The music video reflects that more abstractly but still follows the same throughline. Kim strums his acoustic guitar and walks through what is obviously a set, a bright blue one perfect for spring. People run around him and change the seasons, taking out and bringing in props that add to the scene of spring.
As a rookie, Kim is still a little awkward; but he’s not taking himself too seriously in this, which helps balance that out. There’s a rotating background of scenes of spring that look like children drew them, and people walk around with cutouts of grass, clouds, flowers, and trees and drive cutout cars. Kim himself is even wearing a tie that stops short at least six inches. The set movers sweep away fake snow, place trees around, and throw flowers and petals everywhere. It’s cute, but this is definitely no aegyo fest. It’s just lighthearted.
Kim sticks to that approach for the whole video. Even the wardrobe choices are light, both in color and weight. Besides the random headphones around his neck (I’m sensing some “subtle” product placement) and a rather questionable choice of shorts at the opening that look like basketball shorts especially when paired with high top sneakers, the concept is definitely the typical indie hipster look. There’s lots of cuffed-hem pants and button-downs, both on Kim and the background rearrangers, along with a sweater and a bandana worn as an ascot. It’s not particularly remarkable, but it pairs perfectly with the song.
The video is nothing spectacular. I would have liked a bit of the storyline from the lyrics included, but, then again, its exclusion also keeps the video on a happier note so it’s hard to say what could have made this better. The song too seems a little easy for Kim, but it’s his first song. I hope to see him push himself more when his official debut album drops. He definitely has the potential for more powerful performances as he showed in his debut at MAMA 2012. But I can’t deny that I wouldn’t mind sitting next to him on a bench as cherry blossom petals fall around us. The song and video (and his adorable smile) strike a sweet chord with me, even amid the controversy.
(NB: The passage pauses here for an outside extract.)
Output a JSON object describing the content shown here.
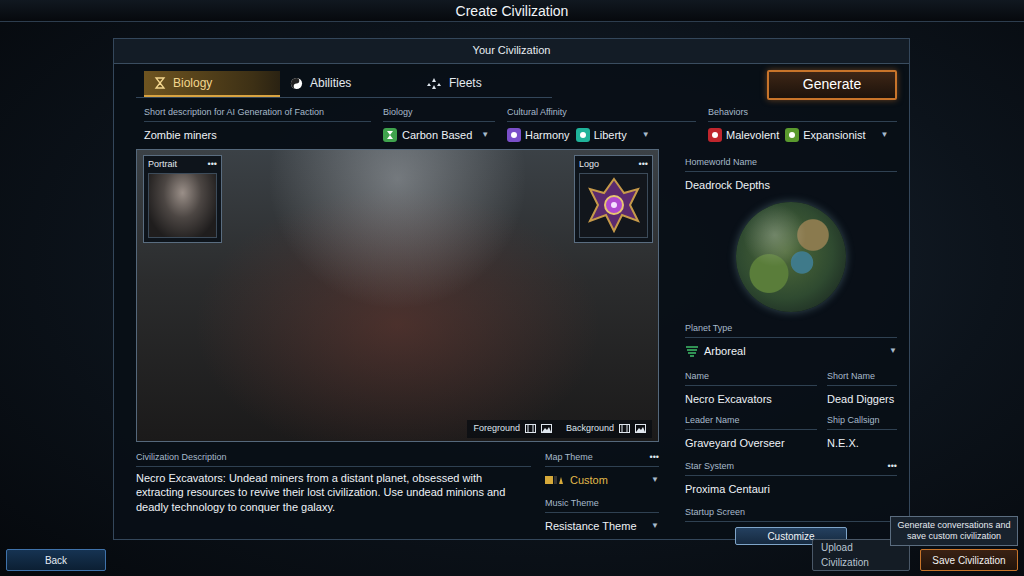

“Spring, Spring, Spring” is definitely catchy, and, sure, it sounds similar to another song. But it’s not the only one, and that’s the difficulty with such plagiarism accusations. Teen Top’s “Crazy” always made me think of Justin Bieber’s “Baby,” and it seems I’m not the only one. But I’ve never considered it plagiarism.
The fact of the matter is that many songs sound similar, K-pop or not, because, as Shweta pointed out before, there’s a set range of sounds that we revisit because we like to hear them. And Roy Kim’s new song is just that: a familiar sound that we love because it’s light and sweet, perfect for the season. Should we take him to task because of it? No, because it’s a different song, even if it does sound like it could belong to someone else, be it Kim Kwang-seok or The Avett Brothers.